== Records for this task ==

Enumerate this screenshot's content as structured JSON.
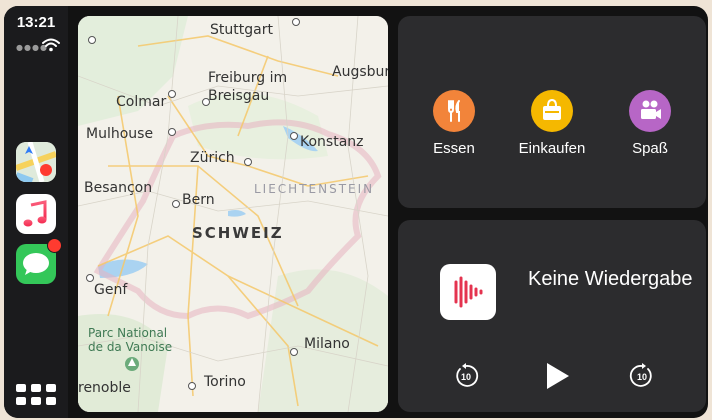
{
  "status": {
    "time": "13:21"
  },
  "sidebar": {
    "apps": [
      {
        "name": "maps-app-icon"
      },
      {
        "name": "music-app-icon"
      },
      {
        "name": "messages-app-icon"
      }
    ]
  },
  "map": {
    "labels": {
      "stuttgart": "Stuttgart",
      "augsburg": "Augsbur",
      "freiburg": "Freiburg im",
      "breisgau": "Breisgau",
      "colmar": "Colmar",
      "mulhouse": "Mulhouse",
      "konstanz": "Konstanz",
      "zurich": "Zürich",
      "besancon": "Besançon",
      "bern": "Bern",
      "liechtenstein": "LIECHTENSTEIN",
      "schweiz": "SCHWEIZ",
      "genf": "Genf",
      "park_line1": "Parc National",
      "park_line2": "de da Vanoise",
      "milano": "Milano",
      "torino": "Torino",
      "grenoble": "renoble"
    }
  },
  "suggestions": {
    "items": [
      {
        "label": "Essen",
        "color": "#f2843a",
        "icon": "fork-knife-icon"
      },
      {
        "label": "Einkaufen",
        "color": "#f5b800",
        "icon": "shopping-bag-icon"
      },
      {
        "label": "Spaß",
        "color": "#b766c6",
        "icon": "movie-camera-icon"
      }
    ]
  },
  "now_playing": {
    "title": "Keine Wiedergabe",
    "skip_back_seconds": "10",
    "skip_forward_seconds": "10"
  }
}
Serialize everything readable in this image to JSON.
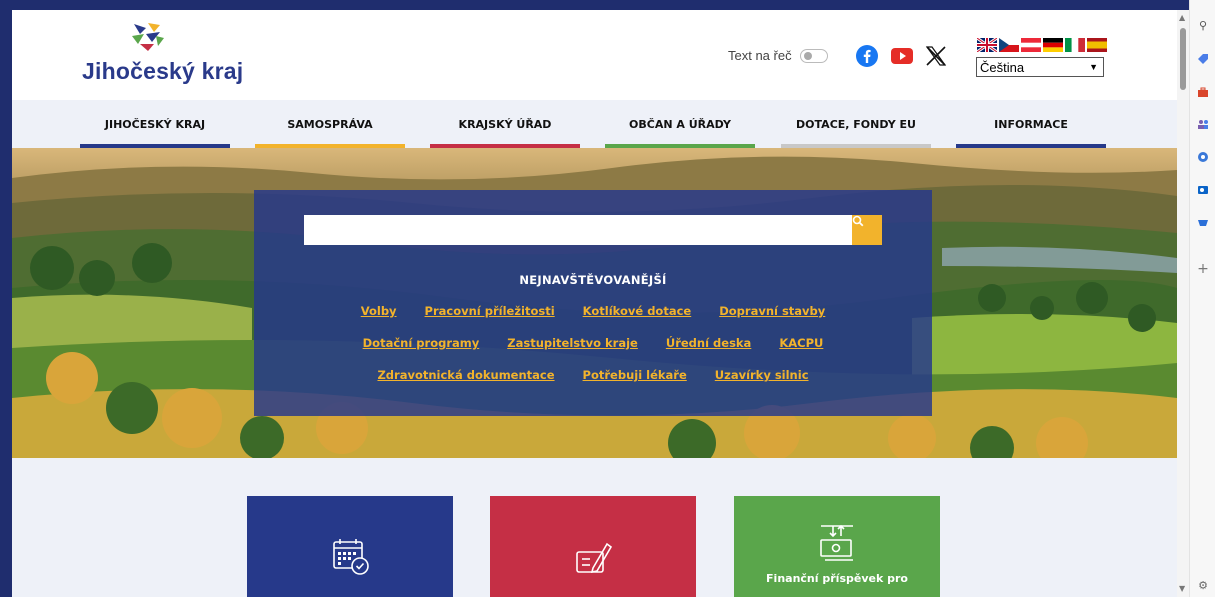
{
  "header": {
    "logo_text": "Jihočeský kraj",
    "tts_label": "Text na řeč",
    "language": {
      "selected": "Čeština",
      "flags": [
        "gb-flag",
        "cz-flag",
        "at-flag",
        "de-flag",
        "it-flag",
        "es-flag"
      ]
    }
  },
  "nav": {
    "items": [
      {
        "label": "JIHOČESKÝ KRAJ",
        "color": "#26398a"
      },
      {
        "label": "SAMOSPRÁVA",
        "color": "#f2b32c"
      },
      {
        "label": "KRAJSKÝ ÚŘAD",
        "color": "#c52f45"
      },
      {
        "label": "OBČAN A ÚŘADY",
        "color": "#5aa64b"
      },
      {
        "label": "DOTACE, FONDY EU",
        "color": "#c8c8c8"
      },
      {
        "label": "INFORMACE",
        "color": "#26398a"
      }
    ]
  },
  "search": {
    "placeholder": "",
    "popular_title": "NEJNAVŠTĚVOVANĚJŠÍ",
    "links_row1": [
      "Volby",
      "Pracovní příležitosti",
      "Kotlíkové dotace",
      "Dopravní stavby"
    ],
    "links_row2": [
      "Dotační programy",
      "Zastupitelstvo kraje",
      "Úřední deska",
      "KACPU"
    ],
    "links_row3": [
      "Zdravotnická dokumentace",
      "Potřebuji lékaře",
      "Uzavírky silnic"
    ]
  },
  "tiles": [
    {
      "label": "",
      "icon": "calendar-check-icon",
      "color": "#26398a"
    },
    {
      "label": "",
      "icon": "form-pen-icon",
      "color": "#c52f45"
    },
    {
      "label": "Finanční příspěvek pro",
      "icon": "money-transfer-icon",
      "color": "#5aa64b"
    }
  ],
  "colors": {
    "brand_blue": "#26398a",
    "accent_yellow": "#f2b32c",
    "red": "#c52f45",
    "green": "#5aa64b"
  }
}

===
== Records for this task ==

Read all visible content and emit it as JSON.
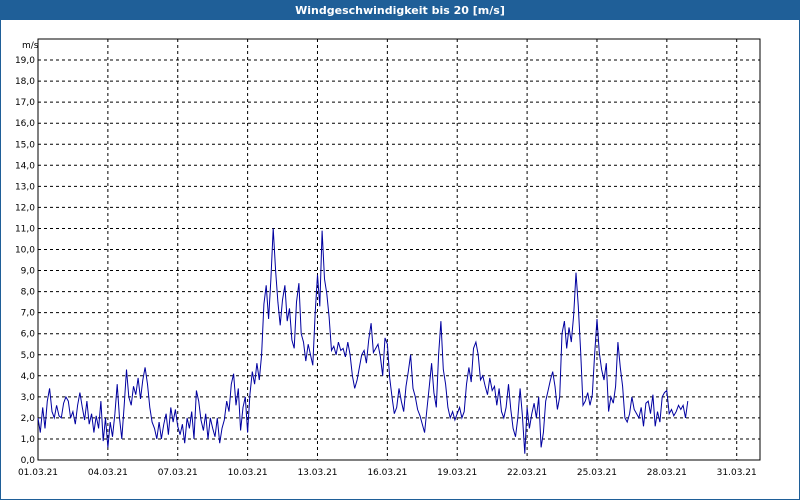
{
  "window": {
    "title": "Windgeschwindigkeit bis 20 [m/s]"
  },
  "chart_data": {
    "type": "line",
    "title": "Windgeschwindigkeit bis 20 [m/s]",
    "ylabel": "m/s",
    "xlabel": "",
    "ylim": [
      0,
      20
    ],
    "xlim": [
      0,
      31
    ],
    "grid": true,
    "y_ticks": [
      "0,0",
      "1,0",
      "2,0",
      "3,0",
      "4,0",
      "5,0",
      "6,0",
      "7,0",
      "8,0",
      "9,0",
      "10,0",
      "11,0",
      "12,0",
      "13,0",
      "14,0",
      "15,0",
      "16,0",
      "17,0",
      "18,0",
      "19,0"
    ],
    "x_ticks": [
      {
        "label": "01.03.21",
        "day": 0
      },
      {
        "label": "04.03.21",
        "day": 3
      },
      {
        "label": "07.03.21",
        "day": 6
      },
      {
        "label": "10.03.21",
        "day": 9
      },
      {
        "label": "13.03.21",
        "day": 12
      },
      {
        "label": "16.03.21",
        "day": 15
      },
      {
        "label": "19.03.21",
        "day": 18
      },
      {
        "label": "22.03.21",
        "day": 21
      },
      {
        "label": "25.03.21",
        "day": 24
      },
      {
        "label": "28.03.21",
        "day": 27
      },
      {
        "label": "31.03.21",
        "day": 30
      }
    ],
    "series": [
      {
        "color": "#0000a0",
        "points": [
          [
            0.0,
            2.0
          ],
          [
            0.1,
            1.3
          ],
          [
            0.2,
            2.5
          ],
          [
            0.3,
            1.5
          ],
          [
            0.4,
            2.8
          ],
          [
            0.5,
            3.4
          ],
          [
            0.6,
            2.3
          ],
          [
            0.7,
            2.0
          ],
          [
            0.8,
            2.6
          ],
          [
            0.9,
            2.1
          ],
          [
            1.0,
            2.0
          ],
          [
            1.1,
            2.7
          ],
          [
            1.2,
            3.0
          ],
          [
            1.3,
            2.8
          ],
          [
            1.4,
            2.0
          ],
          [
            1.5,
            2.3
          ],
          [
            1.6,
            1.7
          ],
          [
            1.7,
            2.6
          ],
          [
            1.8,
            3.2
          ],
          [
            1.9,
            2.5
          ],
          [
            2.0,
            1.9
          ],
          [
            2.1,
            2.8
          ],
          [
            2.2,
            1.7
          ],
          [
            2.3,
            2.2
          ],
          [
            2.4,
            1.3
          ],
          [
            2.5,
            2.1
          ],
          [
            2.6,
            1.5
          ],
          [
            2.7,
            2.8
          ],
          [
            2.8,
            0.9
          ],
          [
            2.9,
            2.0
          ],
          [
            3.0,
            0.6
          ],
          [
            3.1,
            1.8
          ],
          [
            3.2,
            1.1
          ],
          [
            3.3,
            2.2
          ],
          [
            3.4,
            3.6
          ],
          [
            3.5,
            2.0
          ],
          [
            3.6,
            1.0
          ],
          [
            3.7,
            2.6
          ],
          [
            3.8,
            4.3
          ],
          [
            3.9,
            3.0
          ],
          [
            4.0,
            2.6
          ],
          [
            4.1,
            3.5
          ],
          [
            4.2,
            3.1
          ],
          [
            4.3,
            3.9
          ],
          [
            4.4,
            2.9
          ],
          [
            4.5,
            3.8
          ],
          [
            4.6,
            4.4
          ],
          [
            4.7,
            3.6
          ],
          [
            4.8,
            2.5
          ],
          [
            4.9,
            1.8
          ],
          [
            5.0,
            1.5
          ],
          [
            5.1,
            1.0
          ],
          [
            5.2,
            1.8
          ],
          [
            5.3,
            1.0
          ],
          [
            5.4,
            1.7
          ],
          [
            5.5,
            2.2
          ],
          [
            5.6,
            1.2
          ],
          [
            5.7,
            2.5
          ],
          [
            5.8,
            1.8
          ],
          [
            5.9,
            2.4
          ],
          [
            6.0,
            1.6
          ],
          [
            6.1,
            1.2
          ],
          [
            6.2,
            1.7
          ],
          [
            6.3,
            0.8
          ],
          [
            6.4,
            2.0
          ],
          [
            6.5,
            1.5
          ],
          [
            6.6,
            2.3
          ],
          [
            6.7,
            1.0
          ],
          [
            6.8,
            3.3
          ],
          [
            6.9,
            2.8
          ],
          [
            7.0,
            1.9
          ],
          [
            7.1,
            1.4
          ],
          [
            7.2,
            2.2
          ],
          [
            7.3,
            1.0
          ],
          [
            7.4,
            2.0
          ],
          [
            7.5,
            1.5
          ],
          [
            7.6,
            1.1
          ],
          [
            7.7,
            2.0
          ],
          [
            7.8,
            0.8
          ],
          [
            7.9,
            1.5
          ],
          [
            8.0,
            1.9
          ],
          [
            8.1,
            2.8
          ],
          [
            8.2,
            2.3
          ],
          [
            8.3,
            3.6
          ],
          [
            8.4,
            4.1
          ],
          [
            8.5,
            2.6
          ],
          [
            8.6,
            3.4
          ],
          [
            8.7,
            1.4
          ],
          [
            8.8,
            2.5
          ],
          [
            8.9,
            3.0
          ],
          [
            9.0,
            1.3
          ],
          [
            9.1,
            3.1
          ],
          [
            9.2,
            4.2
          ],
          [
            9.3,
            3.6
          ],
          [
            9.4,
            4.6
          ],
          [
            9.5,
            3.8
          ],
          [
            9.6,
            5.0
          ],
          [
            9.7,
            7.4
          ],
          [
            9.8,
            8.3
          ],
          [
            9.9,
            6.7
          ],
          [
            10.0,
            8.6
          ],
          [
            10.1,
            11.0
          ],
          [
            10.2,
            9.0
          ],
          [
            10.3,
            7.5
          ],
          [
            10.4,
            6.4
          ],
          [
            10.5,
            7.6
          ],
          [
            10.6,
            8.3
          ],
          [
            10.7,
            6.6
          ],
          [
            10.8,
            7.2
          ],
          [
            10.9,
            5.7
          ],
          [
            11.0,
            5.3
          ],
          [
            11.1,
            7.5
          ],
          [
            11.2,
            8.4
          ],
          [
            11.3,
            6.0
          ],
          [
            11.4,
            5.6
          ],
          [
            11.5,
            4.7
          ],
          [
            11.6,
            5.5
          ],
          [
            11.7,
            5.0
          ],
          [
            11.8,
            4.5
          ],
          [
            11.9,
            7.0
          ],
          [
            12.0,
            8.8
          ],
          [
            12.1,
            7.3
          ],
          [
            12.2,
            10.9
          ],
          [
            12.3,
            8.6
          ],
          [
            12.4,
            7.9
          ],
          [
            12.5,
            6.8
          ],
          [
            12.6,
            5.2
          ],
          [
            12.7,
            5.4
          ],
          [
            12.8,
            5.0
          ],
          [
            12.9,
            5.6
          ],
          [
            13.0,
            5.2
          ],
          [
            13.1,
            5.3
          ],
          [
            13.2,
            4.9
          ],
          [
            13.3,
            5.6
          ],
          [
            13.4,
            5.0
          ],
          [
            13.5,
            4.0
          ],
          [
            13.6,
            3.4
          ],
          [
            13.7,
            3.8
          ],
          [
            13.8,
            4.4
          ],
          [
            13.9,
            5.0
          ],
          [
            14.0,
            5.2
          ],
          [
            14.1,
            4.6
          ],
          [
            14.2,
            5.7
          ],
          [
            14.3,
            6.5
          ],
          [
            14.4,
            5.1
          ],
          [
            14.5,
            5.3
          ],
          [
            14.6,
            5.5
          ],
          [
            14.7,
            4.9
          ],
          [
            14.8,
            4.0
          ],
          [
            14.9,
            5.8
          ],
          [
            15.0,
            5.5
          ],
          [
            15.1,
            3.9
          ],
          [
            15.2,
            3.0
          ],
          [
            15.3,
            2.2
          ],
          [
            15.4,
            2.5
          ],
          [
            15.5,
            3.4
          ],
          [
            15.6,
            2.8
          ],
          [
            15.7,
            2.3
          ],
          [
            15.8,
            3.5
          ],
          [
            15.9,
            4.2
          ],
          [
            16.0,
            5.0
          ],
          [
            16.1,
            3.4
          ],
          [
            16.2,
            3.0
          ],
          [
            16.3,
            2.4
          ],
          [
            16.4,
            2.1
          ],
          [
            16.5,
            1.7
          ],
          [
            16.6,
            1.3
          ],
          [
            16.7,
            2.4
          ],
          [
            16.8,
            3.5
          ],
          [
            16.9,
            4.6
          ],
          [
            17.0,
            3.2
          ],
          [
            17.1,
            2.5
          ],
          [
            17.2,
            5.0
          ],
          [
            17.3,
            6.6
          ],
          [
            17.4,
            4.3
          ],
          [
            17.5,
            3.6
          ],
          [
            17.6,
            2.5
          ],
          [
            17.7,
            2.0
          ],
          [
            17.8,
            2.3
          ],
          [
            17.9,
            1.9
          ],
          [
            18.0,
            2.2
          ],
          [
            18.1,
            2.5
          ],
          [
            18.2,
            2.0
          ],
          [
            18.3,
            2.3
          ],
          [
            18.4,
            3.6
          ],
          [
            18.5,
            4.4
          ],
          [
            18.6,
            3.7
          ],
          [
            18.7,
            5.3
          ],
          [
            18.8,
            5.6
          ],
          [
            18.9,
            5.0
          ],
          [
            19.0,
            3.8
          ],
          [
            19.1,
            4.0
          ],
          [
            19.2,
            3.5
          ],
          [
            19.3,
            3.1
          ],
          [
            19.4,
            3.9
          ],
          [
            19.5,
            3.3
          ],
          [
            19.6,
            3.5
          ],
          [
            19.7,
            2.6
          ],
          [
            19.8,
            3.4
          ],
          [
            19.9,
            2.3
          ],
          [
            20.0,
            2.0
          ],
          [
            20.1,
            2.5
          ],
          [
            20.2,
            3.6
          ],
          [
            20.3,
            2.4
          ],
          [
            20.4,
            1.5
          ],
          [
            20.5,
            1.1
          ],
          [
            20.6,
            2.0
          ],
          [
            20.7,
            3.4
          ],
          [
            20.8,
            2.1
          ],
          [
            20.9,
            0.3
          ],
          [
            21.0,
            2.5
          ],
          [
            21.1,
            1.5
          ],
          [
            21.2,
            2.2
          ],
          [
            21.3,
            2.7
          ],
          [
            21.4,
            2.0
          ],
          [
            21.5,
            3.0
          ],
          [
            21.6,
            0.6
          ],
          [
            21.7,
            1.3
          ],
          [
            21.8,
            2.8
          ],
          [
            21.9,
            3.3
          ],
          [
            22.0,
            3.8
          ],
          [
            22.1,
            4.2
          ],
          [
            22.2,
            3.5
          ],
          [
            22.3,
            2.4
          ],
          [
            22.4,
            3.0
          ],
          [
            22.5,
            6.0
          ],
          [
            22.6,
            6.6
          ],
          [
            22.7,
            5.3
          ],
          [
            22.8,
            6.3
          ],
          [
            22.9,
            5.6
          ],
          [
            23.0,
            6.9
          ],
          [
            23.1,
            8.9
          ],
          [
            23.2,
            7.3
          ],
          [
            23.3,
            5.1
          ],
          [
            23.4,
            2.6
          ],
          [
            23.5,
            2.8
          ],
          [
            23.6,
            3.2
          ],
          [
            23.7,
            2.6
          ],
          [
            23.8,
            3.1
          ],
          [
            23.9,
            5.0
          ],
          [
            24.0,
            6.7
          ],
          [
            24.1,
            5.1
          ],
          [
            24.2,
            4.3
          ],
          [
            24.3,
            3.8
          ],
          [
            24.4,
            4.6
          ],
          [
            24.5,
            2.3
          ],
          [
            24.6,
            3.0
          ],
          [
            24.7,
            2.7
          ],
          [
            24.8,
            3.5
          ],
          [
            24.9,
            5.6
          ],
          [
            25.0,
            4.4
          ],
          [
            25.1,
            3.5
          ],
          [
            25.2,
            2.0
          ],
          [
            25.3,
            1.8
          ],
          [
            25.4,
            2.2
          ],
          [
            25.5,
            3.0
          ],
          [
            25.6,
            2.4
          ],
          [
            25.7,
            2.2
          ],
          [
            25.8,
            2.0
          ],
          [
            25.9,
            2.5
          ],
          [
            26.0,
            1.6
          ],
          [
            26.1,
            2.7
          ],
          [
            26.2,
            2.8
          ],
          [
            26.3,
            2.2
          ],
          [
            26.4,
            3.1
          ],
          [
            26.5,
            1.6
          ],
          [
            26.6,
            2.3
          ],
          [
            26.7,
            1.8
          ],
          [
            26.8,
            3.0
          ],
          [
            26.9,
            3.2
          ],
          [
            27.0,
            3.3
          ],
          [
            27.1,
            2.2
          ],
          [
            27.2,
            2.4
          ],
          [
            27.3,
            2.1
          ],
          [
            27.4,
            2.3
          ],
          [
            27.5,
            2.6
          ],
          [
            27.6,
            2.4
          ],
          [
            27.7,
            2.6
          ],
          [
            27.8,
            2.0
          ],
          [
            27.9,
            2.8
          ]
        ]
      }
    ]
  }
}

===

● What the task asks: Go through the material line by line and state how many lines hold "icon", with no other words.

● Reply to the exercise: 9